▶ Work instructions:
Using the listing below, keep only the lines with the word "Access" and copy them.

▶ Supplied material:
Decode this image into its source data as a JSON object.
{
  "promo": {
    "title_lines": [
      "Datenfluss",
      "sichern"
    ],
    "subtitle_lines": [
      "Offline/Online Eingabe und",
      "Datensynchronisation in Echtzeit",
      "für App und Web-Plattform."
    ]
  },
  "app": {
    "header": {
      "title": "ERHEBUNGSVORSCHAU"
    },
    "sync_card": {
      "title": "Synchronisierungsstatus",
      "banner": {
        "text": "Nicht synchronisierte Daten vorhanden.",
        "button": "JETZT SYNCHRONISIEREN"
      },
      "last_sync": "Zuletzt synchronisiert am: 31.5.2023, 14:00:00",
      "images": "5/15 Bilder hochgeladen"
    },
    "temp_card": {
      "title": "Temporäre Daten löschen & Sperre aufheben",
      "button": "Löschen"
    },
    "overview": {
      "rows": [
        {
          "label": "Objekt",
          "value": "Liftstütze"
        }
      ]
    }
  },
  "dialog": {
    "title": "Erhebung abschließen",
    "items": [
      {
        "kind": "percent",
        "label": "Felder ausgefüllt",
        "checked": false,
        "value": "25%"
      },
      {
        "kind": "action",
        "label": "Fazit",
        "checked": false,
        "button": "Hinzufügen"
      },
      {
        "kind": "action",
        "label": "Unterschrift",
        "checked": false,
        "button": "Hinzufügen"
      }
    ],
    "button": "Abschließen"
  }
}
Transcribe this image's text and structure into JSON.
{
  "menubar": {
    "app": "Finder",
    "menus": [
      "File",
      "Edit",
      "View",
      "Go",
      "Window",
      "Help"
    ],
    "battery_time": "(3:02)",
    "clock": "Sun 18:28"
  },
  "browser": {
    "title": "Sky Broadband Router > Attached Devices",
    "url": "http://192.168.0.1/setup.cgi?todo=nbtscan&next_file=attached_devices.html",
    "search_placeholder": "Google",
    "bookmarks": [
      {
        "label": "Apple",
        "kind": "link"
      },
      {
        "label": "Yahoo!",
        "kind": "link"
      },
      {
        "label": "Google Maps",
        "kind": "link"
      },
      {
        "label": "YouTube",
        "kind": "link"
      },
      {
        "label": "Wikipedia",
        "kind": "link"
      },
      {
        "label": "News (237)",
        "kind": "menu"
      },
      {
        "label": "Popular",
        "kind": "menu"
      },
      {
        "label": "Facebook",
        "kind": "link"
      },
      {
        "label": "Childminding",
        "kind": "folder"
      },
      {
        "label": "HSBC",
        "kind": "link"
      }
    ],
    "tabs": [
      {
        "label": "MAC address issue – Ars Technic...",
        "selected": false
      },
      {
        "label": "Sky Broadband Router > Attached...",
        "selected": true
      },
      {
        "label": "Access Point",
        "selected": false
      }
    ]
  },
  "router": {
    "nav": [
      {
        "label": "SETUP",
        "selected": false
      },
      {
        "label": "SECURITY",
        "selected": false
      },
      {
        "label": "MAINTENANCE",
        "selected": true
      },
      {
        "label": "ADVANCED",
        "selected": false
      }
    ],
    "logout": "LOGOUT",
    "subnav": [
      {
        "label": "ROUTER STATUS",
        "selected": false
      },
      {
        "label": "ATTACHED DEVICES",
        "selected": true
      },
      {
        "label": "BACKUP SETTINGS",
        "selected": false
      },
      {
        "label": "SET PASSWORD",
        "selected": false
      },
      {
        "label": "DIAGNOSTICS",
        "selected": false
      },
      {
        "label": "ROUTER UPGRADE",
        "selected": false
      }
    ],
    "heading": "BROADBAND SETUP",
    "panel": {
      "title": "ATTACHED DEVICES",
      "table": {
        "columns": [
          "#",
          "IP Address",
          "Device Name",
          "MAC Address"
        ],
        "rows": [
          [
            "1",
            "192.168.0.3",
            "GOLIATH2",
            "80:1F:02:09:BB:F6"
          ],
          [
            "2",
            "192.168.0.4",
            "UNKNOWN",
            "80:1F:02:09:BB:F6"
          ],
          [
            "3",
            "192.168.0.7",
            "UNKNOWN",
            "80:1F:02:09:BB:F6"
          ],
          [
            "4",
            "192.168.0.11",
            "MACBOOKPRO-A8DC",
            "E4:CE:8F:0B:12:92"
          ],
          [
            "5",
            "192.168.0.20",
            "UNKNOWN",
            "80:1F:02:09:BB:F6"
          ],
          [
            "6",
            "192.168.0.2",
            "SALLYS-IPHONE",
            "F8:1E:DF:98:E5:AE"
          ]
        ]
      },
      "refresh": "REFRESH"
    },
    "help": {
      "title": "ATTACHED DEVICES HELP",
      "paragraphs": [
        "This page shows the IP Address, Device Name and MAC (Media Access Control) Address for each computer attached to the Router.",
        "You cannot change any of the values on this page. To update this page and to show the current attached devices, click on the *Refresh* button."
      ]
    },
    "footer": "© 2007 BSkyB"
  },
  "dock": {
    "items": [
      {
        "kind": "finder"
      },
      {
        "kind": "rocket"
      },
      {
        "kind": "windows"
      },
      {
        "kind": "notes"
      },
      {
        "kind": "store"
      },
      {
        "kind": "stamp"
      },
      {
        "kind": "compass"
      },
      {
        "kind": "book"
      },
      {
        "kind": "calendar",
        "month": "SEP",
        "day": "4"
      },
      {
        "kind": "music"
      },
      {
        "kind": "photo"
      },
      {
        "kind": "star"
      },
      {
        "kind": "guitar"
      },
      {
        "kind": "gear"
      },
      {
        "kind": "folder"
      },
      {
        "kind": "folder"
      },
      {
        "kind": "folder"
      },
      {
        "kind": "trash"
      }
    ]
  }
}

▶ Task result:
        "label": "Access Point",
        "This page shows the IP Address, Device Name and MAC (Media Access Control) Address for each computer attached to the Router.",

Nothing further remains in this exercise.